Two of the first things that come to mind when you’re thinking about the Australian summer of Cricket, are Richie Benaud, and that famous music that, like Benaud, has been part of the Nine furniture since day one.
There’ll never be another broadcaster like him.
When Richie was on commentary, you stopped and listened, and if anyone was to interrupt you while you were listening to him, you’d tell them to shut up too.
Benaud’s passion for the game, and knowledge of the game was unsurpassed… when he said something, it meant something… it had merit, and that’s why we stopped to listen, and appreciate a great cricket mind.
Richie loved what Television brought to the game of Cricket.
His philosophy was “if you can’t add anything to the picture, say nothing”, and so often, that’s what he did.
Along with his Channel Nine work, he was part of the Channel Four team in England from 1999-2005, and at the end of that season, when England won the Ashes for the first time since 1986-87, he retired from Broadcasting in England, but continued on Nine in Australia for another 8 seasons.
It was at Channel Four, where he worked alongside a man by the name of Mark Nicholas.
Benaud was instrumental in getting Nicholas on-board the Channel Nine coverage, and now Nicholas has one of the most prized roles in Australian sports broadcasting, as the anchor of the Summer of Cricket on Nine.
Benaud’s last summer in the commentary box was 2012-13… the same summer the game lost Tony Greig.
Benaud was due to be part of the team after that, but a car crash prior to the Ashes of 2013-14 ruled him out.
He didn’t get back to the commentary box for the 2014-15 summer either, despite Nine CEO, David Gyngell touting the idea of Richie calling the cricket from his Coogee home if he wasn’t well enough to be at the ground.

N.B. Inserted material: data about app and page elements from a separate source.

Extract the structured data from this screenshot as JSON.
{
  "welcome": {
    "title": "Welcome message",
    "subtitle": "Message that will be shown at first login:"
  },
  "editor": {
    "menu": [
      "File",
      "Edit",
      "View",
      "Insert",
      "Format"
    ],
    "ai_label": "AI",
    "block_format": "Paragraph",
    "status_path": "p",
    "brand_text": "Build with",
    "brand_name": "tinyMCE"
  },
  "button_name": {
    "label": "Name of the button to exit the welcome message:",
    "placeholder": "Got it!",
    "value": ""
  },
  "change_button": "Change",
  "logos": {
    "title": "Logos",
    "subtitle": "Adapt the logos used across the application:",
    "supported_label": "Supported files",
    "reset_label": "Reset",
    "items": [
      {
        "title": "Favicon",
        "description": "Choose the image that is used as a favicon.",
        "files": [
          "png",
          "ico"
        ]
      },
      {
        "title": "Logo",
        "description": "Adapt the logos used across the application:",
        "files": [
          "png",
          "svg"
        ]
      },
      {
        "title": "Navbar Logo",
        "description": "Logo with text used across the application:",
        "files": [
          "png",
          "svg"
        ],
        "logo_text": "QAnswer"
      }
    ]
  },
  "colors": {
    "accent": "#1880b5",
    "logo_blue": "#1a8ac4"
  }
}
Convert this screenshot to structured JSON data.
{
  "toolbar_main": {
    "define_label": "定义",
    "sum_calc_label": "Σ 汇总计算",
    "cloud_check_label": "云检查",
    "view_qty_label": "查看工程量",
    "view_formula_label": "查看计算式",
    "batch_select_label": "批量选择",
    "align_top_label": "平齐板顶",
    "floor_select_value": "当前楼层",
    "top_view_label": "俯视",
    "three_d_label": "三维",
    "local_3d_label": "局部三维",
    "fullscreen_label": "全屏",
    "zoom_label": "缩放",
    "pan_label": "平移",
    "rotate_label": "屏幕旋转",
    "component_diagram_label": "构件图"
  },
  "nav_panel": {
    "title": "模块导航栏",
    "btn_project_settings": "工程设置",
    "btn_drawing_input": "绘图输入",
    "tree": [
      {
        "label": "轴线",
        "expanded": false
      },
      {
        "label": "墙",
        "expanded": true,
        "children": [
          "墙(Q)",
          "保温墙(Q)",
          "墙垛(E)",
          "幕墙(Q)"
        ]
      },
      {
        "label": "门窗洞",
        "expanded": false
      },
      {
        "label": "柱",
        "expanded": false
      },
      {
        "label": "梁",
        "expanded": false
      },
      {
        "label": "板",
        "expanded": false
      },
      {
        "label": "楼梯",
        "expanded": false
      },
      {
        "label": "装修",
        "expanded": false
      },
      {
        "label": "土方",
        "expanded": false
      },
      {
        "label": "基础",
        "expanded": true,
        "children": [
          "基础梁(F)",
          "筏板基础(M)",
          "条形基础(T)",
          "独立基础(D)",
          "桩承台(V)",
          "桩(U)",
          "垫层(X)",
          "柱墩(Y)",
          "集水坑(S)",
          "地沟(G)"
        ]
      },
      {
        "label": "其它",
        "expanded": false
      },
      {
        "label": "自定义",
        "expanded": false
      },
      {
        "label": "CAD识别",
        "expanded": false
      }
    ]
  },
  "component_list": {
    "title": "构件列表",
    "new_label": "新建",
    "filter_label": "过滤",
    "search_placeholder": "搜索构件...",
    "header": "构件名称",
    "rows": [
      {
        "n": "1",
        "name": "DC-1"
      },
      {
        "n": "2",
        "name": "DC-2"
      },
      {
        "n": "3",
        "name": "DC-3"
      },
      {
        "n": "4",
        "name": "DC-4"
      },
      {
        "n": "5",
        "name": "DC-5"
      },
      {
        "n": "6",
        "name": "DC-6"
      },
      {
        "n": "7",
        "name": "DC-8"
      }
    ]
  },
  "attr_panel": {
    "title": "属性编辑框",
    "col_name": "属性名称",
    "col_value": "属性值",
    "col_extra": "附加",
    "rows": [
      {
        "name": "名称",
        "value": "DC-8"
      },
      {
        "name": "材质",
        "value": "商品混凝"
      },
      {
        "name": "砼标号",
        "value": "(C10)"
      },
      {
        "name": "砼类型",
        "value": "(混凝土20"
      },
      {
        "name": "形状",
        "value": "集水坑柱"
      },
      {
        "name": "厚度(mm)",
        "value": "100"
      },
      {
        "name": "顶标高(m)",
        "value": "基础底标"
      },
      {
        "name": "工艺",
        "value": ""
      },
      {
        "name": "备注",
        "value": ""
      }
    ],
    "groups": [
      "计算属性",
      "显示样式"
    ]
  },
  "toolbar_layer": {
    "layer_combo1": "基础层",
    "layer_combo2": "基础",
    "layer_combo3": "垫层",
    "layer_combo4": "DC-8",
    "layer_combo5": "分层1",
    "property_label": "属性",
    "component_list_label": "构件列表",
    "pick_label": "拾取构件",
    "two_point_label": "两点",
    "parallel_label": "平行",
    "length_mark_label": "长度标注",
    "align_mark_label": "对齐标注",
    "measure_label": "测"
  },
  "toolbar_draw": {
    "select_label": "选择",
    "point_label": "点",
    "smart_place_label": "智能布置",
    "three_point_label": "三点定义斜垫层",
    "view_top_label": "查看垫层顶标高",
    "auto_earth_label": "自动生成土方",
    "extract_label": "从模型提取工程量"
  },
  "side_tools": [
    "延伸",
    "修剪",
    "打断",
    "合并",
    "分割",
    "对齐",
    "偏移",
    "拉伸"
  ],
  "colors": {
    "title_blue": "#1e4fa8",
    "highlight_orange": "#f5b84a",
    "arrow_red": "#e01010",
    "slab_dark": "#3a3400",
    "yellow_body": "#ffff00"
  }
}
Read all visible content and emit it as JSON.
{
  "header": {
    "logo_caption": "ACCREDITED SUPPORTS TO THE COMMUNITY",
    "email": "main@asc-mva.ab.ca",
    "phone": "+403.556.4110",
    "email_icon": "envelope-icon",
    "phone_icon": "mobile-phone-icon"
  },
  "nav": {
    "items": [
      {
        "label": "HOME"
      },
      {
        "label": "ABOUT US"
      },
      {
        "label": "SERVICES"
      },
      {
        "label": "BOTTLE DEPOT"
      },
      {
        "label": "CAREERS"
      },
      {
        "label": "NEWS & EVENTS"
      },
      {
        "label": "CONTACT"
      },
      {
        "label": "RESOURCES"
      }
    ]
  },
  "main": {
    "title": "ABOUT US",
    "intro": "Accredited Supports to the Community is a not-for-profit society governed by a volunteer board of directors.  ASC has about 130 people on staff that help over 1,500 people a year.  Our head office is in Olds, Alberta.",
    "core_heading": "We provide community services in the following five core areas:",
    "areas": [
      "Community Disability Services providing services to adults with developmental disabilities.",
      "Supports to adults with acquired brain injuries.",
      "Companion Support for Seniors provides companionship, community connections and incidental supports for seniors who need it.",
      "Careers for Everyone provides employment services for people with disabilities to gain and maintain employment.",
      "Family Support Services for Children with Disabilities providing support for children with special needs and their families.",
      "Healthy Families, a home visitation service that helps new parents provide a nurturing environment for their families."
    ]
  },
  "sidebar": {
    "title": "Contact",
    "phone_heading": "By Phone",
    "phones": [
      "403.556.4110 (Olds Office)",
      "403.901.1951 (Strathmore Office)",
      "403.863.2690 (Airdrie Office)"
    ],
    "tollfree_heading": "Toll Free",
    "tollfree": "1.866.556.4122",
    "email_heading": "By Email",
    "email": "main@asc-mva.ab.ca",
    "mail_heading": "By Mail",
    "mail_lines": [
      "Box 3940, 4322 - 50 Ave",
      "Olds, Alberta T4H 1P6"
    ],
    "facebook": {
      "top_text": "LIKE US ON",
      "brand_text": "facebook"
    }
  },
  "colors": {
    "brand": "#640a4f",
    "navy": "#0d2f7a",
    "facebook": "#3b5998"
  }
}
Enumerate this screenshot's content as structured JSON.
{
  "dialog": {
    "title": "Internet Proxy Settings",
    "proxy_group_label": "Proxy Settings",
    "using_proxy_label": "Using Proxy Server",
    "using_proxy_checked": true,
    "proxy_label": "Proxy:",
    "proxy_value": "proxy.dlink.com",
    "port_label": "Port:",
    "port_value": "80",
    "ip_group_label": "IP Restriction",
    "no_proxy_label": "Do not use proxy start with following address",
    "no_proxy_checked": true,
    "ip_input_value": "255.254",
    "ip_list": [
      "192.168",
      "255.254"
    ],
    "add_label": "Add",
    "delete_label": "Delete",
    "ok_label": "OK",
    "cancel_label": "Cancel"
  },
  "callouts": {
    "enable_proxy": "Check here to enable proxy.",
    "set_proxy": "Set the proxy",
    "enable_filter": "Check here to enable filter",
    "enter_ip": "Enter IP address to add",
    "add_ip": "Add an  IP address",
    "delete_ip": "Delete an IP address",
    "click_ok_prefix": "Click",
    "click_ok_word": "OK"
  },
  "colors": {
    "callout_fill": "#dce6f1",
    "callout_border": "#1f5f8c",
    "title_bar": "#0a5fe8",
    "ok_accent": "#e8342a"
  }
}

The car crash he had took its toll… his health deteriorated afterwards, and then he received another setback, when it was revealed he had skin cancer, and was being treated for that.
Sadly, there was no comeback from that, and he passed away, peacefully, in his sleep overnight.
So loved, and admired was Benaud, that he became the centre piece of Billy Birmingham’s 12th Man records… which became just as famous as the great man, himself.
It lead to Benaud becoming one of the most impersonated commentators in the land.
Some of the those lines include:
“Marvellous effort that.”
“WHAT A CATCH”, and let’s not forget
“Chew for Chewenty-Chew”
In the latter years, even channel nine commentators would work a Richie reference in, or do their best Richie when the score hit 2/22.
If you were in the crowd, you’d just tap the shoulder of the person alongside you.
Mark Nicholas, while interviewing Birmingham two years ago, recalled that he would attend 12th Man parties, where people would do their best Richie, whilst dressed as Richie, and listening to some Birmingham magic.
Going on from that, there’s, of course, “The Richies”, who dress up in their cream, bone, white, off-white, ivory or beige jackets every year at the Sydney Cricket Ground Test Match.
Tributes have flowed from all over the nation, and the world this morning, and just a short while ago, Prime Minister Tony Abbott confirmed that he would be offered a State Funeral.
In his tribute this morning, Billy Birmingham reminded us that Richie didn’t like the word, doyen, but Richie was unique, and one of a kind, and there’ll never be another one like him.
This is a very sad day for sport in this country, and the game of cricket as a whole… He was 84.
We’ve lost a cricket legend, the best commentator the game has ever seen, an icon, and a national treasure.
Summer, and Cricket on Nine will never quite be the same again.
Our thoughts are with Richie’s wife, Daphne, and the entire Benaud family today.
Well played, Richie Benaud… It was a marvellous innings.
Rest in Peace.
UPDATED: Daphne Benaud rang Canberra on Saturday, and declined the Prime Ministers offer of a State Funeral for Richie, stating that he didn’t want one.
He’ll be remembered at a private ceremony for FAMILY ONLY this week.
Below is the FULL tribute that the Nine Network aired on Saturday night, presented by Karl Stefanovic.